A million times thinner than a human hair, graphene is a very thin substance. It is made of a single layer of carbon atoms, is more flexible, translucent, and electrically conductive than steel while being stronger.
A recent study found that the gut microbiota might indirectly affect the immune system using the nanomaterial graphene oxide, which is used in everything from electronics to biomolecule sensors.
the Swedish Karolinska Institutet research project on zebrafish. The journal Nature Nanotechnology reports the findings.
According to Bengt Fadeel, professor at the Institute of Environmental Medicine, Karolinska Institutet, who is also the paper’s corresponding author, “this suggests that we must take the gut microbiome into account in our knowledge of how nanomaterials affect the immune system.” “Our findings are crucial for identifying potential negative impacts of nanomaterials and reducing or avoiding such effects in novel materials,” the authors write.
A million times thinner than a human hair, graphene is a very thin substance. It is more flexible, translucent, and electrically conductive than steel and is made of a single layer of carbon atoms. It is also stronger than steel. This makes it very helpful in a variety of applications, such as in “smart” textiles integrated with wearable electronics and as a component of composite materials, to improve the conductivity and strength of current materials.
The urge to investigate how these novel materials impact the body arises from the rising use of nanomaterials based on graphene. A few studies in recent years have demonstrated that nanomaterials can also affect the gut microbiome, or the bacteria that naturally reside in the gastrointestinal tract. Nanomaterials are already known to have an impact on the immune system.
The focus of the current zebrafish investigation is the interaction between gut microbiome, nanomaterials, and immunity. The nanomaterial under investigation was graphene oxide, which is a related of graphene and contains carbon and oxygen atoms. Contrary to graphene, graphene oxide is soluble in water and is being studied in the field of medicine as a potential drug delivery system, among other applications.
In the study, scientists exposed adult zebrafish to graphene oxide through the water and examined how it impacted the microbiome’s makeup. They employed both regular fish and fish deficient in the aryl hydrocarbon receptor, also known as AhR, a receptor for a variety of endogenous and bacterial compounds, in their intestinal cells.
Guotao Peng, a postdoctoral researcher at the Institute of Environmental Medicine at Karolinska Institutet, is the study’s first author. “We were able to show that the composition of the gut microbiome changed when we exposed the fish to graphene oxide, even at a low dose, and that the AhR also affected the gut microbiome,” she said.
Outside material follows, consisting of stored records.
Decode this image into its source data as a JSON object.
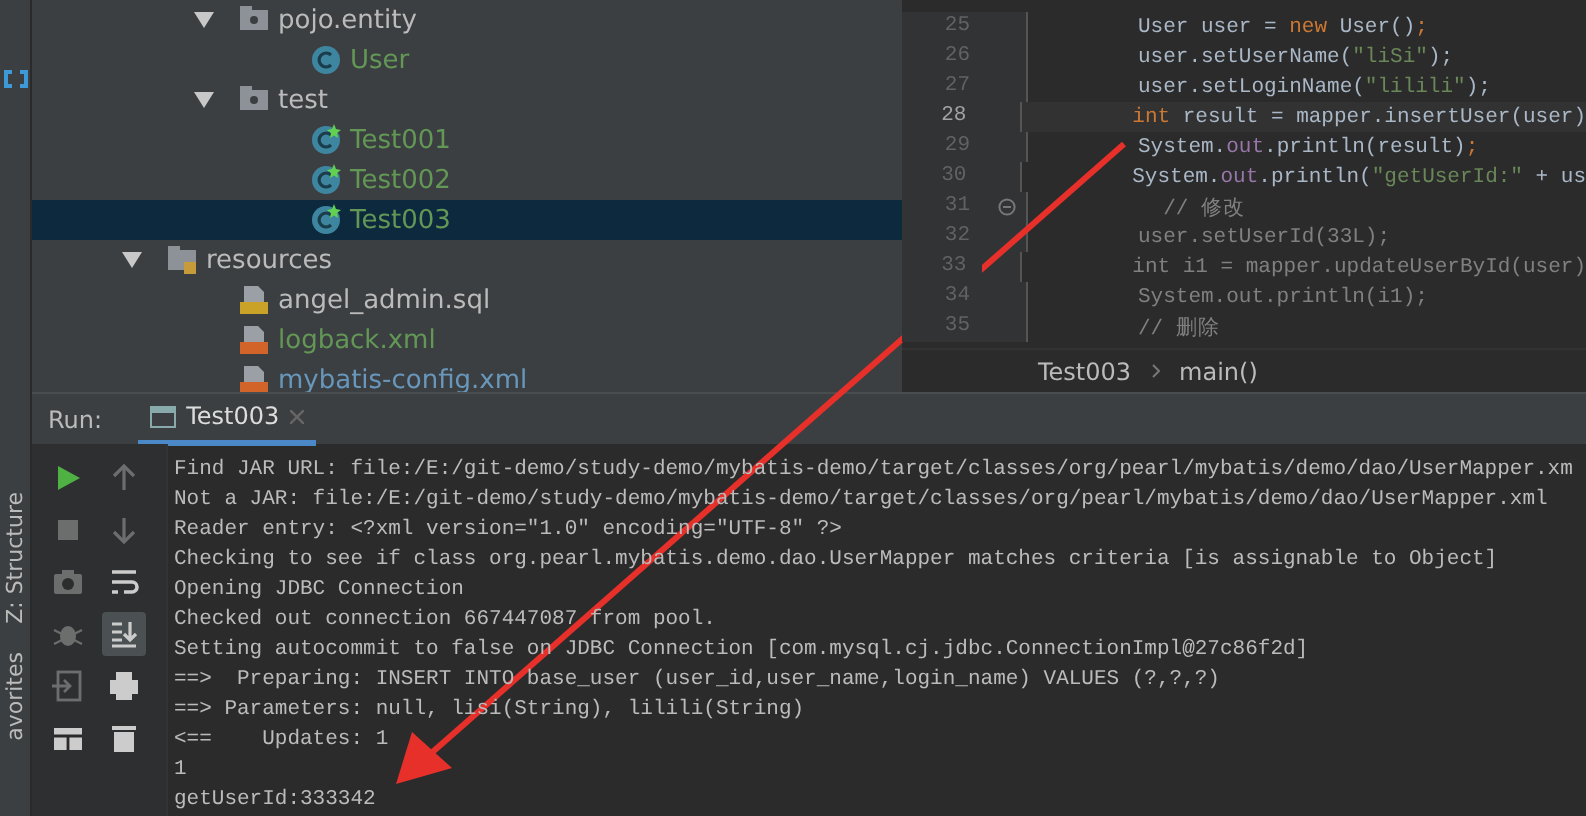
{
  "project_tree": [
    {
      "children": [
        {
          "label": "pojo.entity",
          "kind": "package",
          "color": "#bbbbbb",
          "expanded": true,
          "selected": false,
          "children": [
            {
              "label": "User",
              "kind": "class",
              "color": "#629755",
              "selected": false
            }
          ]
        },
        {
          "label": "test",
          "kind": "package",
          "color": "#bbbbbb",
          "expanded": true,
          "selected": false,
          "children": [
            {
              "label": "Test001",
              "kind": "test_class",
              "color": "#629755",
              "selected": false
            },
            {
              "label": "Test002",
              "kind": "test_class",
              "color": "#629755",
              "selected": false
            },
            {
              "label": "Test003",
              "kind": "test_class",
              "color": "#629755",
              "selected": true
            }
          ]
        }
      ]
    },
    {
      "label": "resources",
      "kind": "resources",
      "color": "#bbbbbb",
      "expanded": true,
      "selected": false,
      "children": [
        {
          "label": "angel_admin.sql",
          "kind": "sql",
          "color": "#bbbbbb",
          "selected": false
        },
        {
          "label": "logback.xml",
          "kind": "xml",
          "color": "#629755",
          "selected": false
        },
        {
          "label": "mybatis-config.xml",
          "kind": "xml",
          "color": "#6897bb",
          "selected": false
        }
      ]
    }
  ],
  "editor": {
    "lines": [
      {
        "number": "25",
        "current": false,
        "fold": false,
        "tokens": [
          {
            "text": "User user = ",
            "kind": "plain"
          },
          {
            "text": "new",
            "kind": "keyword"
          },
          {
            "text": " User()",
            "kind": "plain"
          },
          {
            "text": ";",
            "kind": "keyword"
          }
        ]
      },
      {
        "number": "26",
        "current": false,
        "fold": false,
        "tokens": [
          {
            "text": "user.setUserName(",
            "kind": "plain"
          },
          {
            "text": "\"liSi\"",
            "kind": "string"
          },
          {
            "text": ");",
            "kind": "plain"
          }
        ]
      },
      {
        "number": "27",
        "current": false,
        "fold": false,
        "tokens": [
          {
            "text": "user.setLoginName(",
            "kind": "plain"
          },
          {
            "text": "\"lilili\"",
            "kind": "string"
          },
          {
            "text": ");",
            "kind": "plain"
          }
        ]
      },
      {
        "number": "28",
        "current": true,
        "fold": false,
        "tokens": [
          {
            "text": "int",
            "kind": "keyword"
          },
          {
            "text": " result = mapper.insertUser(user)",
            "kind": "plain"
          }
        ]
      },
      {
        "number": "29",
        "current": false,
        "fold": false,
        "tokens": [
          {
            "text": "System.",
            "kind": "plain"
          },
          {
            "text": "out",
            "kind": "field"
          },
          {
            "text": ".println(result)",
            "kind": "plain"
          },
          {
            "text": ";",
            "kind": "keyword"
          }
        ]
      },
      {
        "number": "30",
        "current": false,
        "fold": false,
        "tokens": [
          {
            "text": "System.",
            "kind": "plain"
          },
          {
            "text": "out",
            "kind": "field"
          },
          {
            "text": ".println(",
            "kind": "plain"
          },
          {
            "text": "\"getUserId:\"",
            "kind": "string"
          },
          {
            "text": " + us",
            "kind": "plain"
          }
        ]
      },
      {
        "number": "31",
        "current": false,
        "fold": true,
        "tokens": [
          {
            "text": "  // 修改",
            "kind": "comment"
          }
        ]
      },
      {
        "number": "32",
        "current": false,
        "fold": false,
        "tokens": [
          {
            "text": "user.setUserId(33L);",
            "kind": "comment"
          }
        ]
      },
      {
        "number": "33",
        "current": false,
        "fold": false,
        "tokens": [
          {
            "text": "int i1 = mapper.updateUserById(user)",
            "kind": "comment"
          }
        ]
      },
      {
        "number": "34",
        "current": false,
        "fold": false,
        "tokens": [
          {
            "text": "System.out.println(i1);",
            "kind": "comment"
          }
        ]
      },
      {
        "number": "35",
        "current": false,
        "fold": false,
        "tokens": [
          {
            "text": "// 删除",
            "kind": "comment"
          }
        ]
      }
    ],
    "breadcrumb": [
      "Test003",
      "main()"
    ]
  },
  "run_panel": {
    "label": "Run:",
    "tabs": [
      {
        "label": "Test003",
        "selected": true
      }
    ],
    "toolbar": [
      {
        "kind": "run",
        "on": false,
        "disabled": false
      },
      {
        "kind": "up",
        "on": false,
        "disabled": true
      },
      {
        "kind": "stop",
        "on": false,
        "disabled": true
      },
      {
        "kind": "down",
        "on": false,
        "disabled": true
      },
      {
        "kind": "camera",
        "on": false,
        "disabled": true
      },
      {
        "kind": "wrap",
        "on": false,
        "disabled": false
      },
      {
        "kind": "bug",
        "on": false,
        "disabled": true
      },
      {
        "kind": "scroll",
        "on": true,
        "disabled": false
      },
      {
        "kind": "exit",
        "on": false,
        "disabled": true
      },
      {
        "kind": "print",
        "on": false,
        "disabled": false
      },
      {
        "kind": "layout",
        "on": false,
        "disabled": false
      },
      {
        "kind": "trash",
        "on": false,
        "disabled": false
      }
    ],
    "console": [
      "Find JAR URL: file:/E:/git-demo/study-demo/mybatis-demo/target/classes/org/pearl/mybatis/demo/dao/UserMapper.xm",
      "Not a JAR: file:/E:/git-demo/study-demo/mybatis-demo/target/classes/org/pearl/mybatis/demo/dao/UserMapper.xml",
      "Reader entry: <?xml version=\"1.0\" encoding=\"UTF-8\" ?>",
      "Checking to see if class org.pearl.mybatis.demo.dao.UserMapper matches criteria [is assignable to Object]",
      "Opening JDBC Connection",
      "Checked out connection 667447087 from pool.",
      "Setting autocommit to false on JDBC Connection [com.mysql.cj.jdbc.ConnectionImpl@27c86f2d]",
      "==>  Preparing: INSERT INTO base_user (user_id,user_name,login_name) VALUES (?,?,?)",
      "==> Parameters: null, lisi(String), lilili(String)",
      "<==    Updates: 1",
      "1",
      "getUserId:333342"
    ]
  },
  "side_strip": {
    "labels": [
      "Z: Structure",
      "avorites"
    ]
  }
}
In order to explore the impact of specific microbiome components, in this case butyric acid (a fatty acid), which is secreted by specific types of gut bacteria, the researchers have also created zebrafish larvae that are completely devoid of a normal gut microbiome. It is well known that butyric acid can bind to AhR.
In doing so, the scientists discovered that the interaction of graphene oxide and butyric acid resulted in the development of type 2 immunity in the fish. The expression of AhR in the intestinal cells was found to be necessary for the action to occur.
“Typically, this kind of immunity is recognised as a reaction to parasite infection. According to our interpretation, the gut immune system can deal with graphene oxide in a manner similar to how it would deal with a parasite “Guotao Peng stated.
The researchers were also able to demonstrate that zebrafish larvae contain innate lymphoid cells, a part of the immune system known as innate lymphoid cells, using a sophisticated approach for mapping the immune cells.
According to Bengt Fadeel, “this demonstrates that the zebrafish is a useful model for researching the immune system, especially the primitive or innate immune system.